Thank you. Succinctly lays out the truth/reality of the situation. Too bad Chalder, Sharpe, and company cannot accept or face the truth. The end result — patients are harmed and have no recourse; the medical establishment continues to rely on harmful misinformation. What a pathetic and tragic situation.
This smacks of a ‘collateral damage’ approach to healthcare. It doesn’t seem to matter that a significant proportion of ‘MUS’ patients are misdiagnosed (https://opposingmega.wordpress.com/2020/06/06/who-else-knew/) or that a significant proportion of post-covid or ME or CFS patients may deteriorate with treatment, so long as some people show some improvement with the recommended interventions of psychological therapy and GET.
I wouldn’t wish ME on anyone, but if some of these folks that keep peddling the same old CBT/GET rubbish experienced even a day of what someone with ME lives with for years, they’d drop this cr*p in an instant.
It’s not all in our minds and exercise makes us worse, simples!
Job vacancy with Oxfordshire CFS/ME Service (Chronic Fatigue Syndrome/Myalgic Encephalomyelitis):
(Occupational Therapist, Physiotherapist or Mental Health Nurse)
CFS/ME Specialist Practitioner
Job Reference: 267-CH2482797
Employer: Oxford Health NHS Foundation Trust
Department: Oxfordshire CFS/ME
“Would you like to work in a small specialist service making a positive difference to people experiencing chronic fatigue?
“We are seeking an autonomous healthcare professional to join this dynamic specialist team at a very interesting time when fatigue management is high on the agenda following the Covid-19 pandemic.
“You will be an experienced clinician who has an understanding of CFS/ME or fatigue management approaches and is enthusiastic about working in this specialist area.
“The service provides diagnosis, management advice, education and rehabilitation for adults and young people (from age 14) with CFS/ME, both individually and in groups.
“It is also currently developing ways to support people who require rehabilitation following covid-19 in relation to fatigue and activity management.
“The successful applicant will be required to manage their own case load, providing clinical expertise for people with moderate to severe and complex presentations of CFS/ME etc.”
I’m wondering how Mr Wessley’s wife is faring? She said way back at the beginning that the Covid had left her really tired. I wonder if she’s developed post viral fatigue? I hope not. Wouldn’t wish it on anybody.

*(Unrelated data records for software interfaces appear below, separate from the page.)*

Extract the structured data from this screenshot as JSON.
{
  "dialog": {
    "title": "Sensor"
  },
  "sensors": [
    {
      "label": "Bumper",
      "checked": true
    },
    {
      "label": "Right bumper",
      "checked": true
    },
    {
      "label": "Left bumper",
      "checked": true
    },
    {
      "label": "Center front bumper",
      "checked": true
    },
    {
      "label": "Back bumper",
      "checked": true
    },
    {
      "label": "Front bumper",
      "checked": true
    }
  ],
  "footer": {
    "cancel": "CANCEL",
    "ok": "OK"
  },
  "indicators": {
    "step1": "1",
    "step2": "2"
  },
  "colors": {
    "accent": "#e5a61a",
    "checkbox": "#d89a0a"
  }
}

My step counter has proved to be a valuable resource for tracking activity and consequential CFS/ME symptoms. The evidence is clear, If I keep pushing on when I’m fatigued and symptomatic and hold on to the belief that I will improve by steadily increasing my activity the crashes are longer and more severe. It doesn’t just increase fatigue, life starts to get out of control. Simplistic as it doesn’t take into account intellectual and emotional output but demonstrates to me very clearly that GET is not just unhelpful but unsafe. Of course I might be well now if I modified my thinking with some CBT!
meanwhile in the Netherlands:
ZonMw subsidizing Hans Knoop with his reCOVer-research. Title speaks for itself, like PACE, SMILE, etc
I for one am sure growing tired of Chalder’s interest in fatigue. I wonder what advice she has for people suffering from a surfeit of shit science?